I stopped by a store this afternoon to pick up something for W. While I was finishing my transaction, a gentleman walked up to the counter and asked to exchange a ring that he had purchased earlier in the day.
“My friend says it’s a woman’s ring,” he said.
The man looked like he was in his fifties. He was wearing a Philadelphia Eagles cap, a plain navy blue jacket and a Band-Aid in the middle of his chin. He was Asian and spoke slowly and with a heavy accent.
“Where are the men’s rings?” he asked.
The store manager tried several different ways to explain that the store did not sell men’s rings and women’s rings.
“Both men and women shop at this store and buy these rings,” he tried, waving his hand across the display like Vanna White.
“Where are the men’s rings?” the man repeated.
I wanted to yell out “unisex, he is trying to tell you that the rings are unisex,” but the longer I waited, the word “unisex” started becoming weird and vulgar and dirty as it rattled around in my head.
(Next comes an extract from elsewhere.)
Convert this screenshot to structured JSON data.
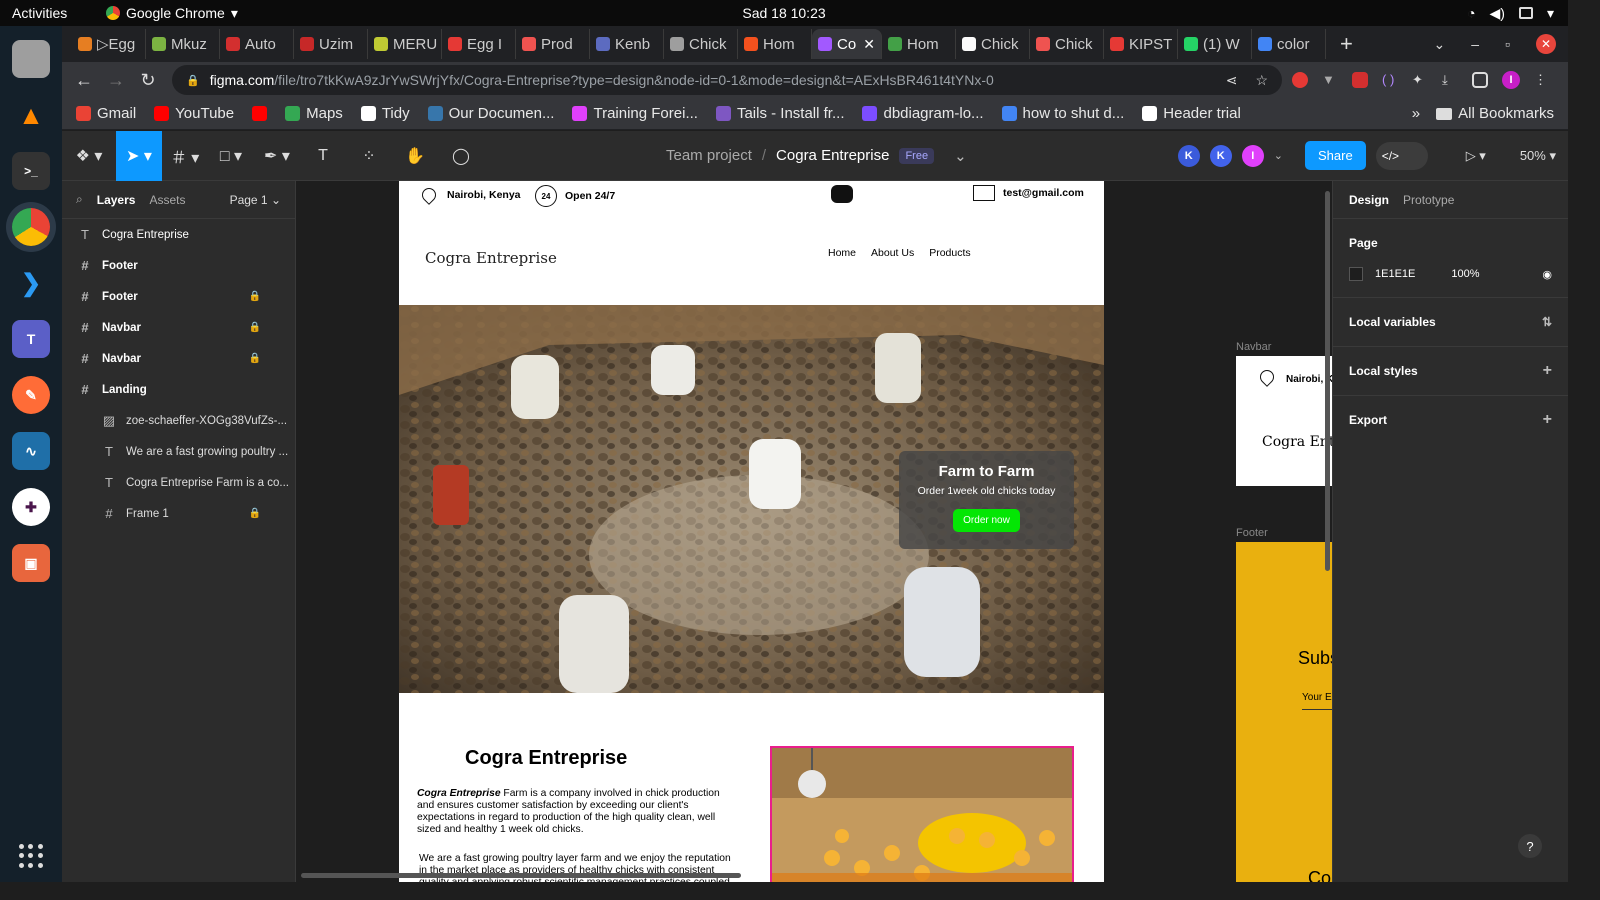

At some point in the discussion about men’s rings and women’s rings, the manager interjected that women really like men who wear jewelry, but that didn’t seem to help either. Well, Liberace certainly had his fans, I thought. But then what do I know about guys and girls and jewelry.
The ring that the man had purchased during his previous visit to the store was very large and ornate with a big round blue stone in the middle. Too girly for me, I thought, because that’s how I am. It looked odd on him — not because it was feminine but because he didn’t look like the kind of man who wore jewelry. Maybe a plain gold wedding band, but that was about it.
As I was leaving the store, the man had agreed to swap the ring that he had purchased for another ring that was similar but had a rectangular stone. I suppose it looked more manly, more like a man’s ring. The manager had tried to sell him on a ring with a fake eyeball in the middle. Evidently, nothing says arm curls and Old Spice like an eyeball ring, but the man wasn’t buying it.
While I walked to my car, I wondered if the man would have returned to the store if his friend had told him that the ring was ugly or clashed with the color of his eyes. I thought about how we place so much emphasis on what is appropriate for men and what is appropriate for women.
In the end, a ring is a ring. Pink is just a color, and so is blue.
And if you like it then you should put a ring on it and call it your own.